A similar dynamic can be seen in the popular James Bond film From Russia With Love. The movie details the conflict between the American spy James Bond, and a fictional Russian terrorist organization, S.P.E.C.T.R.E. The film overwhelmingly and cartoonishly paints Russians as evil, adding to the negative stereotype of all Russians, while also playing off of the fear of Communism in order to sell tickets. By choosing an already existent and very real enemy, Hollywood producers incorporated a sense of danger into the conflict of the film, ultimately villainizing these people further, breeding fear and hate.

In more recent years, the United States has entered into armed conflict with Iraq and Afghanistan, as well as a general campaign against Middle East-based terrorism. Since the 9/11 terrorist attacks in 2001, political rhetoric has fueled widespread fear of people from the Middle East, as their group as a whole was painted as being responsible for the attacks. This change in American sentiment and foreign policy can be seen in recent movies, which contribute to stereotypes of Middle Easterners as terrorists and validate Americans’ growing distrust towards them. One example is the Taken franchise, a series of movies released in 2009 in which the protagonist’s family members are abducted by Middle Eastern criminals. The movie features an almost constant stream of vaguely Arab villains who are promptly killed or wounded by the protagonist. The films paint a fairly black and white picture of good and bad, with the main character portrayed as solidly moral and just in his actions and the criminals as completely evil. The movie relies upon the fact that an American audience viewing it in theaters will already have an ingrained sense of unease about Middle Eastern characters and their motives, which is then validated as every character turns out to be untrustworthy or outright evil. The villainization of Middle Eastern characters in a multitude of films facilitates the acceptance of this group as villains by the general populace.

This portrayal can be incredibly damaging, as two PhD candidates from Notre Dame who did a study on the effect of popular movies on political views state: “We found significant evidence that popular films possess the capability to change attitudes on political issues. In an age where the biases of network news and talk radio programs are accepted facts, the movie theater may prove to be one of the last sources of cross-cutting exposure to political messages.”

The experiment they conducted involved randomly assigning people to watch movies with no political message, a subtle political message, and intense political messages. They found that those who watched movies with more intense political messages exhibited swayed opinions on the topic addressed. When Hollywood promotes images of an entire group that is already feared because of the actions of a small percentage of that group, it validates feelings of distrust and fear among the American populace.

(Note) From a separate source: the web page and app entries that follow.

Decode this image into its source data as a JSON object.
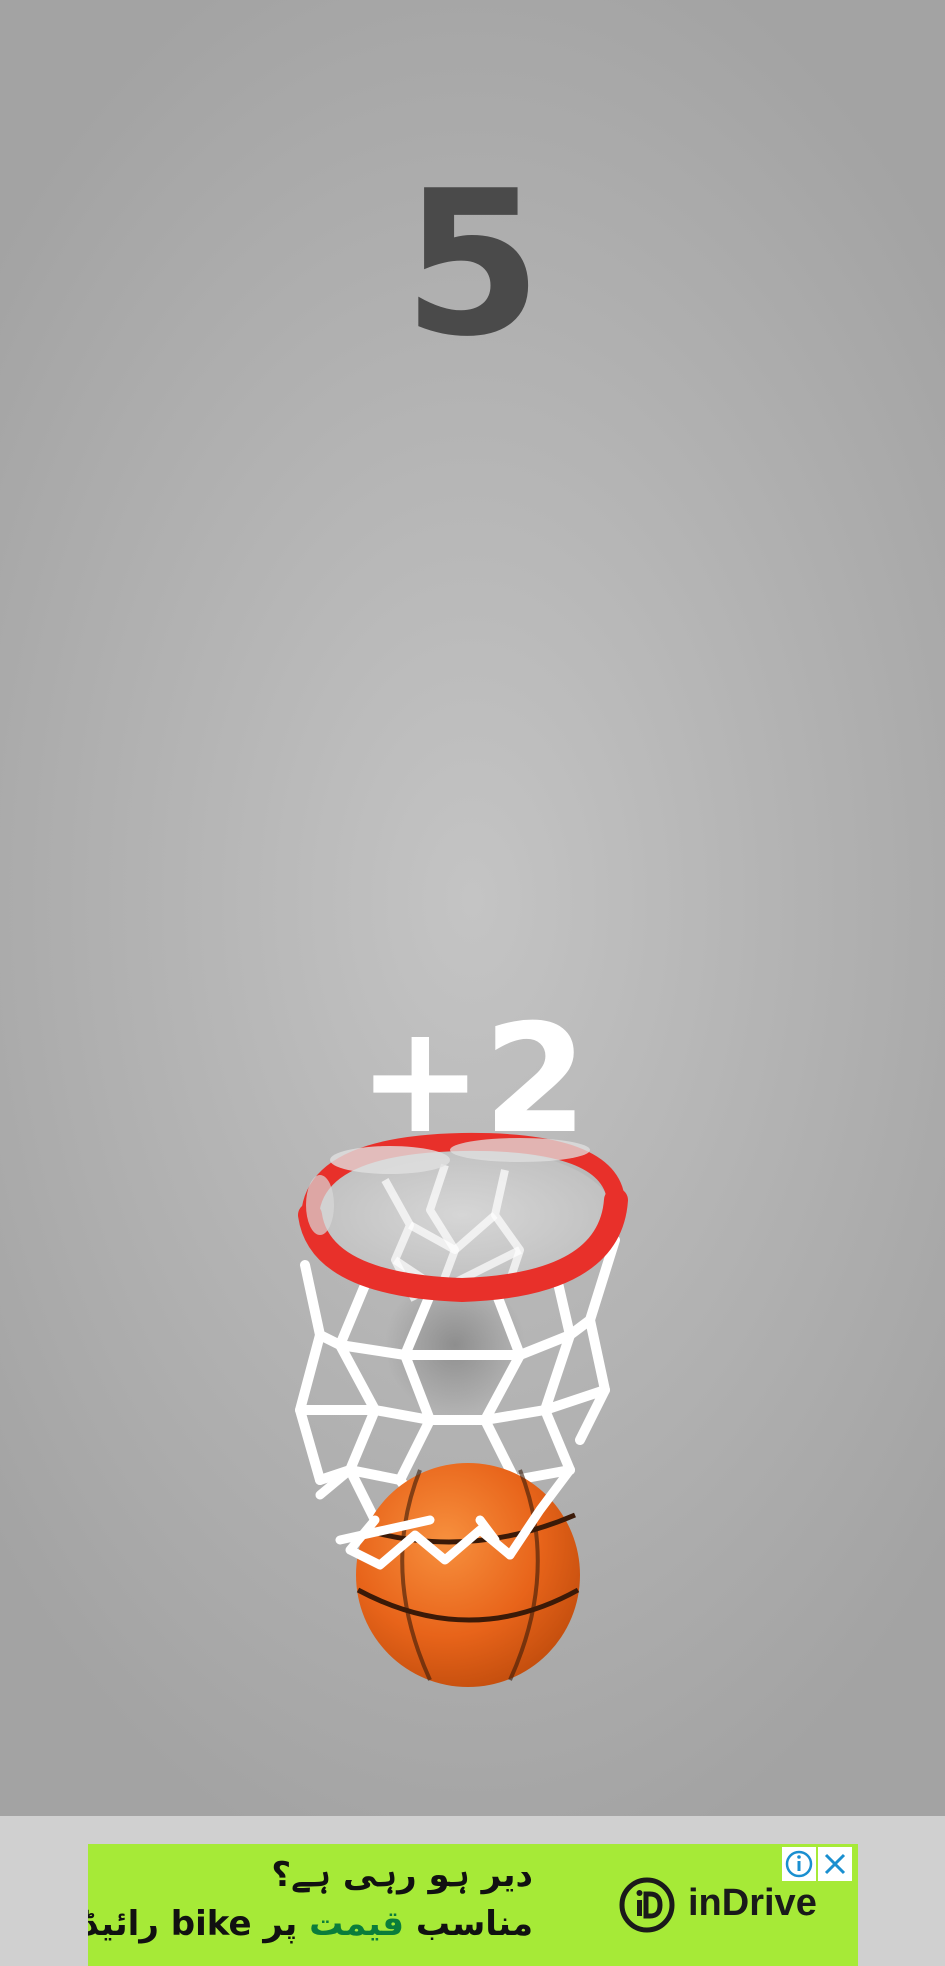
{
  "game": {
    "score": "5",
    "points_popup": "+2"
  },
  "ad": {
    "line1": "دیر ہو رہی ہے؟",
    "line2_start": "مناسب ",
    "line2_highlight": "قیمت",
    "line2_end": " پر bike رائیڈ آرڈر کریں",
    "brand": "inDrive",
    "brand_color": "#a6ea37",
    "info_icon": "info-icon",
    "close_icon": "close-icon"
  },
  "colors": {
    "rim": "#e8302a",
    "ball": "#ec6a1c",
    "score": "#4a4a4a",
    "popup": "#ffffff"
  }
}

Popular movies prey on the nonfictional danger that comes with having an actual enemy in international conflict, which validates preexisting fear and contributes to the marginalization and villainization of real cultural groups. Hollywood has left behind a roadmap of American hate and distrust, creating an overall negative heritage. In the future, we must decide if we want to continue to fuel this legacy or if we want to reject the film industry’s harmful heritage and pass on a more inclusive future.

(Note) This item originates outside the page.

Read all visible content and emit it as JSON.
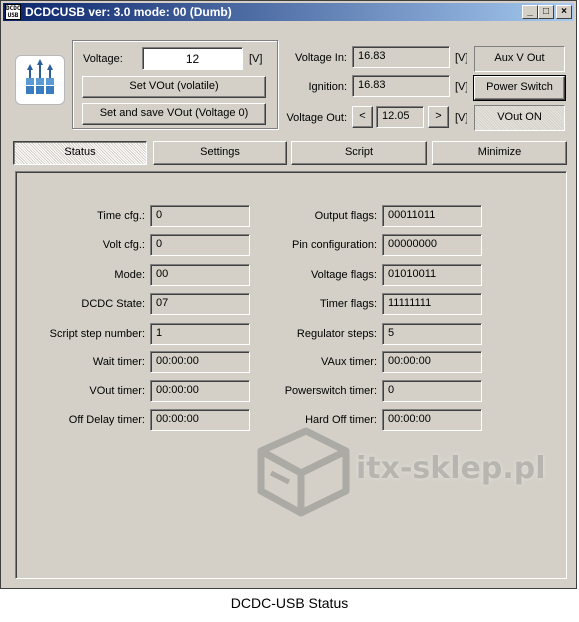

Grace Luckett is in the 9th grade at Packer Collegiate in Brooklyn, New York. Grace is an avid reader, skier, baker, and singer.